### Extracted data entries
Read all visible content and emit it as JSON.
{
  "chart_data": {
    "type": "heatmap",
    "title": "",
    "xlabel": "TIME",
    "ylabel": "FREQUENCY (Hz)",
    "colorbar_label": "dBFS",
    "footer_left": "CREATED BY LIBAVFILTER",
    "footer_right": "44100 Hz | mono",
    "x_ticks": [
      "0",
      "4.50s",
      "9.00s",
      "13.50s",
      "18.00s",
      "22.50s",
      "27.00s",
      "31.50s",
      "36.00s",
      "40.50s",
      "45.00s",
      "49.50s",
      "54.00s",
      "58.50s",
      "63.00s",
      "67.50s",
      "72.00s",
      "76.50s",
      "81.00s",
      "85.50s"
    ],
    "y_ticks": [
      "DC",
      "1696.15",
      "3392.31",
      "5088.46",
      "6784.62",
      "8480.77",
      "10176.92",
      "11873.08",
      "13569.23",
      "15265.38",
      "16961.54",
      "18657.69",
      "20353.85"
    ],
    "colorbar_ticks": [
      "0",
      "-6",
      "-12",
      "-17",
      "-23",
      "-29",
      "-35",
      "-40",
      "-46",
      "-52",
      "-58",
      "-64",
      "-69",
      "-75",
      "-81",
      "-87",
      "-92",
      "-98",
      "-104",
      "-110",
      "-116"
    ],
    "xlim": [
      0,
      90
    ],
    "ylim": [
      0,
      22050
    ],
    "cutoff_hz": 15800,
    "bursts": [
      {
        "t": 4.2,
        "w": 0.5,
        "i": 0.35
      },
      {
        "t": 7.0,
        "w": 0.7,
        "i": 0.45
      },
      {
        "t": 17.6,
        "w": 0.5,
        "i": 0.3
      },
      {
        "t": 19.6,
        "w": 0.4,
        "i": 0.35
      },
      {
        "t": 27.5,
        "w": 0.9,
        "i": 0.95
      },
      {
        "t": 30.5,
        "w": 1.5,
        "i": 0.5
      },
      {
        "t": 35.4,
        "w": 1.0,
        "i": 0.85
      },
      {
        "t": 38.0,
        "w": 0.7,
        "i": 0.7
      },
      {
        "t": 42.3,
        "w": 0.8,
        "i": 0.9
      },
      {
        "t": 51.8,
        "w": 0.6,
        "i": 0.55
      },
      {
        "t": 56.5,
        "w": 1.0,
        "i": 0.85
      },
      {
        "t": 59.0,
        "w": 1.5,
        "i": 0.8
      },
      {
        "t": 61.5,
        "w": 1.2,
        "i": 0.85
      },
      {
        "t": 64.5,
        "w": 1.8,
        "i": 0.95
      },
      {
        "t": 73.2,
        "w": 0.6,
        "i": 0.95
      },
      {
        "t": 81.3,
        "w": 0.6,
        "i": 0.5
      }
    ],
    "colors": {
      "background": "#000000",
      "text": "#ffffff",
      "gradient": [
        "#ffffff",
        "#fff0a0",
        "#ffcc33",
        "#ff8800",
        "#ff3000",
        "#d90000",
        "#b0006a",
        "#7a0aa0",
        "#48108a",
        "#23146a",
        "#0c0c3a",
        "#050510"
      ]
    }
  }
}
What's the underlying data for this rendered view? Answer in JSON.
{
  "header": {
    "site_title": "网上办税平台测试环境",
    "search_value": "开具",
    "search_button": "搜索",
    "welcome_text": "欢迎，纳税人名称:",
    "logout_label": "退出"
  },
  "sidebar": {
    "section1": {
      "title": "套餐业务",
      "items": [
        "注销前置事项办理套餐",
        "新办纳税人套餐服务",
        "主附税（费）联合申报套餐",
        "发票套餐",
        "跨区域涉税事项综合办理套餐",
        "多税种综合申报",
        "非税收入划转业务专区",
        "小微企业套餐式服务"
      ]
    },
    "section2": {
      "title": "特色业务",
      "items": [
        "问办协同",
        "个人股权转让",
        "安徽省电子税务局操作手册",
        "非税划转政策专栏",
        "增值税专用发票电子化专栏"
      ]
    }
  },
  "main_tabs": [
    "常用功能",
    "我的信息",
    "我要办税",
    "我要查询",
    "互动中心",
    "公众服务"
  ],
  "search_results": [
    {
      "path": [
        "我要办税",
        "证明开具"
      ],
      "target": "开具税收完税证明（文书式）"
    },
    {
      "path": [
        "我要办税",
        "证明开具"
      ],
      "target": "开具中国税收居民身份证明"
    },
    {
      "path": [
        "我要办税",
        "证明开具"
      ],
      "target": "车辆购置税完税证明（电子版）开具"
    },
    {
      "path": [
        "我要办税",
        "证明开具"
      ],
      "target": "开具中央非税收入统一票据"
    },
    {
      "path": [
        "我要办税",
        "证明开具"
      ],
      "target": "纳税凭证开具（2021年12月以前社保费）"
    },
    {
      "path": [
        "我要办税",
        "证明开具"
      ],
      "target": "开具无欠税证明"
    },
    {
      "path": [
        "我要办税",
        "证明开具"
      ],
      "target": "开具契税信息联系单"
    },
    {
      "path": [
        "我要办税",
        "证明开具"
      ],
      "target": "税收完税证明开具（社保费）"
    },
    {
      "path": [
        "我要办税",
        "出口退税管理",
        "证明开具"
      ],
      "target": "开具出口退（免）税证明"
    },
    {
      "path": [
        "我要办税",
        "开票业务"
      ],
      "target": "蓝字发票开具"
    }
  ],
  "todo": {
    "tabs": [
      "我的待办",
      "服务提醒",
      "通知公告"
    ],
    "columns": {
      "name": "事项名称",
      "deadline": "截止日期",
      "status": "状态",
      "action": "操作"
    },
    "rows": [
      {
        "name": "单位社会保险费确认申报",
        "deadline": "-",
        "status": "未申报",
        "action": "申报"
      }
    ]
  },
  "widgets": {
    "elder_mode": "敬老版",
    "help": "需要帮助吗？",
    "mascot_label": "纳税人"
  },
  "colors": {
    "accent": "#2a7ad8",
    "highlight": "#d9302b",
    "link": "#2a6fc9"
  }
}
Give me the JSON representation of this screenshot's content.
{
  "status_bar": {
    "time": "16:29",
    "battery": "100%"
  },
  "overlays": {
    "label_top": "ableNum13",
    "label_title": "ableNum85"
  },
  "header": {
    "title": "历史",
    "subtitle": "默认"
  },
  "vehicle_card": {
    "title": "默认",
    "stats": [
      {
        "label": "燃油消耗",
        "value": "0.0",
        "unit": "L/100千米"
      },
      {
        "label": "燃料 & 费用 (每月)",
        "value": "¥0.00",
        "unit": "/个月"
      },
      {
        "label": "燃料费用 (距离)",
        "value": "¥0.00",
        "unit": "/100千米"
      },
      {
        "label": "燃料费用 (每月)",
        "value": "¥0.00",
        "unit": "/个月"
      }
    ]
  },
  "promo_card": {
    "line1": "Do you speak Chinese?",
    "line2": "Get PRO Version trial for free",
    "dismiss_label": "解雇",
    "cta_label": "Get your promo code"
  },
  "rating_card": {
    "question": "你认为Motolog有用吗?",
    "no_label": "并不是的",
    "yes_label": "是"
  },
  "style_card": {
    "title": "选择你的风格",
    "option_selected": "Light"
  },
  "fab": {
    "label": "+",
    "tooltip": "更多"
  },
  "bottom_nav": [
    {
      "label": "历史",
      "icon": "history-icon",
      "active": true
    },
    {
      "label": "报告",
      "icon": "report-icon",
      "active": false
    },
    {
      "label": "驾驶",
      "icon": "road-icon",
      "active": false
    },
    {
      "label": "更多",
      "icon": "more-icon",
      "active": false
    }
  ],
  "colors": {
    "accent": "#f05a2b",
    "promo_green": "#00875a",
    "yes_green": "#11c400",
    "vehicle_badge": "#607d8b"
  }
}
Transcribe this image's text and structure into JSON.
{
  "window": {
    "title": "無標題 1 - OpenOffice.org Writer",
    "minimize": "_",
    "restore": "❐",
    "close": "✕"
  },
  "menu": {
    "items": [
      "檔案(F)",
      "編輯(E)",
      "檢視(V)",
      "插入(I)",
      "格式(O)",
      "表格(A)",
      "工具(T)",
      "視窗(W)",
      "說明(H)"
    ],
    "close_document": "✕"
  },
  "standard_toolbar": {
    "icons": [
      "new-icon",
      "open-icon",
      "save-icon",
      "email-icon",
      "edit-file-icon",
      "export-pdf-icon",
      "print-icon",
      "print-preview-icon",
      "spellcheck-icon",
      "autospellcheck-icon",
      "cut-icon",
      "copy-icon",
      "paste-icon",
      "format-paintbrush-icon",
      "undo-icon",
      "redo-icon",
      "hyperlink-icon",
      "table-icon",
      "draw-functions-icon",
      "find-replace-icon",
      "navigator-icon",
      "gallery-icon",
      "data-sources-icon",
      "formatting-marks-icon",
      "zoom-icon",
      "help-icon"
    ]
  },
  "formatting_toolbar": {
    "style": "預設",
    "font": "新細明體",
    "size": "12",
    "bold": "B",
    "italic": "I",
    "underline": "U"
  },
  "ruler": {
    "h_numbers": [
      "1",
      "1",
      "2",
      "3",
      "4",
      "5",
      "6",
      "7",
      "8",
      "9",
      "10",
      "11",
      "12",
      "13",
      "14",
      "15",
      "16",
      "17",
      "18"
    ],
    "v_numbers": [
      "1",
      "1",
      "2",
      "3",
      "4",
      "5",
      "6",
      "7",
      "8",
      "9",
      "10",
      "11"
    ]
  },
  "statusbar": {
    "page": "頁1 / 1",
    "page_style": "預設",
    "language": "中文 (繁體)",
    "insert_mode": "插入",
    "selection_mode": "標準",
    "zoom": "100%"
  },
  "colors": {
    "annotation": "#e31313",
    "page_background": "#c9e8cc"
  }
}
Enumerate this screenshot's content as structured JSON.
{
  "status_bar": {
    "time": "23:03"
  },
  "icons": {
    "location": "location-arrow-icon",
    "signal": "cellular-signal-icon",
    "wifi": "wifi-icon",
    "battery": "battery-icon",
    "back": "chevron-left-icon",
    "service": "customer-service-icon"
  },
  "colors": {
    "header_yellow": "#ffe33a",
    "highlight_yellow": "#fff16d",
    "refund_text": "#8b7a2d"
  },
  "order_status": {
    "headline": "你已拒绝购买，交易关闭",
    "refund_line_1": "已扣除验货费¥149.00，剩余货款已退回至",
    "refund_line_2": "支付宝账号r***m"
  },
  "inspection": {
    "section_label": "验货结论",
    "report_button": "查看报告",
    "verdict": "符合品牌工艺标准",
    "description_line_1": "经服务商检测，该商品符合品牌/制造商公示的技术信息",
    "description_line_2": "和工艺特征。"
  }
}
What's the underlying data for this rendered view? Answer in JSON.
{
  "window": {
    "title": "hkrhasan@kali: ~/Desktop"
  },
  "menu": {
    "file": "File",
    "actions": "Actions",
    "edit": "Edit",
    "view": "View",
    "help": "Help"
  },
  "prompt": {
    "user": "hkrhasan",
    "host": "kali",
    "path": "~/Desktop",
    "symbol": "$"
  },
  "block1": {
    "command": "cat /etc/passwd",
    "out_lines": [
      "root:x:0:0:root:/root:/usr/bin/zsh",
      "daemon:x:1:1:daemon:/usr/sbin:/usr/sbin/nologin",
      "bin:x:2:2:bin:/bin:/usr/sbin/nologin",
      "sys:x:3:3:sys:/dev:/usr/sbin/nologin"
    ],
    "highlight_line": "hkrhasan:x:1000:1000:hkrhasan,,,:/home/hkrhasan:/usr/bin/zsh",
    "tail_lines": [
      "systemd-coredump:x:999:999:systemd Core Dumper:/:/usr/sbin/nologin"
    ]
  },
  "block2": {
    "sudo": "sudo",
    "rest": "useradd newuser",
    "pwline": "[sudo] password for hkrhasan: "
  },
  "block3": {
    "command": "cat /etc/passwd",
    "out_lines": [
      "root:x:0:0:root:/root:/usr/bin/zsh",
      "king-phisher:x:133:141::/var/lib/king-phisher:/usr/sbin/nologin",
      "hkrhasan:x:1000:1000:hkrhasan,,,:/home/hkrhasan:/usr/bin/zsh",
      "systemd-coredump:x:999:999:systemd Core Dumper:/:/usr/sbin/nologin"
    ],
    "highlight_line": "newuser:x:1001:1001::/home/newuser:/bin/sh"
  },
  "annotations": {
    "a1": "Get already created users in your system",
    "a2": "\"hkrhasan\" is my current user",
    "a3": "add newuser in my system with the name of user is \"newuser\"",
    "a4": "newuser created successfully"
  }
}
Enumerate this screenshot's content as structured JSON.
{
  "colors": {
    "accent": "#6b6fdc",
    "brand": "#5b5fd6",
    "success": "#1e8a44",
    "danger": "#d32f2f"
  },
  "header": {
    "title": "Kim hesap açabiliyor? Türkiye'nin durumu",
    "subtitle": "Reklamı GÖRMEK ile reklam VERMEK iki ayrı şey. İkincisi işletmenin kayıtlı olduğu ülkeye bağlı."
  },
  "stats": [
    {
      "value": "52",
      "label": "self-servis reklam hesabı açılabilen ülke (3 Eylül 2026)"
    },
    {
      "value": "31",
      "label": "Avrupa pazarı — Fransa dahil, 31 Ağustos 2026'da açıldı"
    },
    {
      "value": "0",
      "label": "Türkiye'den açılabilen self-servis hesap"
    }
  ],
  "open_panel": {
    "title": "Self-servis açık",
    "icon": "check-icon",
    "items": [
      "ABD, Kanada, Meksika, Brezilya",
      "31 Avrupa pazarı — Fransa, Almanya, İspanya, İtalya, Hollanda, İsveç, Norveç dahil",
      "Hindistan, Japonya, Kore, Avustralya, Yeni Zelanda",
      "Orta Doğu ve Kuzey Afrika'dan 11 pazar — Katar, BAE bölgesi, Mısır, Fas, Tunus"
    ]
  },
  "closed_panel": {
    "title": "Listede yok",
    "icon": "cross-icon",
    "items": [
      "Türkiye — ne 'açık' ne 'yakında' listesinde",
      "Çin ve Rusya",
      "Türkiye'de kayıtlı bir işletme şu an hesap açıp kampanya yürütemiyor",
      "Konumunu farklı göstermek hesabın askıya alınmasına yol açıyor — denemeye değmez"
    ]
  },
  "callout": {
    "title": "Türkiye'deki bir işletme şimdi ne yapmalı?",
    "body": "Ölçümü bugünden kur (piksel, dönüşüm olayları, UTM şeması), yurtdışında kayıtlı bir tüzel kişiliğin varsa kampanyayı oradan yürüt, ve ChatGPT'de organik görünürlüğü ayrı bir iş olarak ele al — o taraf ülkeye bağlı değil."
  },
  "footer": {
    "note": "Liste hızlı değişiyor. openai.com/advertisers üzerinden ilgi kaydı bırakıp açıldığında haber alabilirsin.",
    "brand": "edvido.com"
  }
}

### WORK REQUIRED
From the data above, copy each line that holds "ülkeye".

### EXERCISE SOLUTION
    "subtitle": "Reklamı GÖRMEK ile reklam VERMEK iki ayrı şey. İkincisi işletmenin kayıtlı olduğu ülkeye bağlı."
    "body": "Ölçümü bugünden kur (piksel, dönüşüm olayları, UTM şeması), yurtdışında kayıtlı bir tüzel kişiliğin varsa kampanyayı oradan yürüt, ve ChatGPT'de organik görünürlüğü ayrı bir iş olarak ele al — o taraf ülkeye bağlı değil."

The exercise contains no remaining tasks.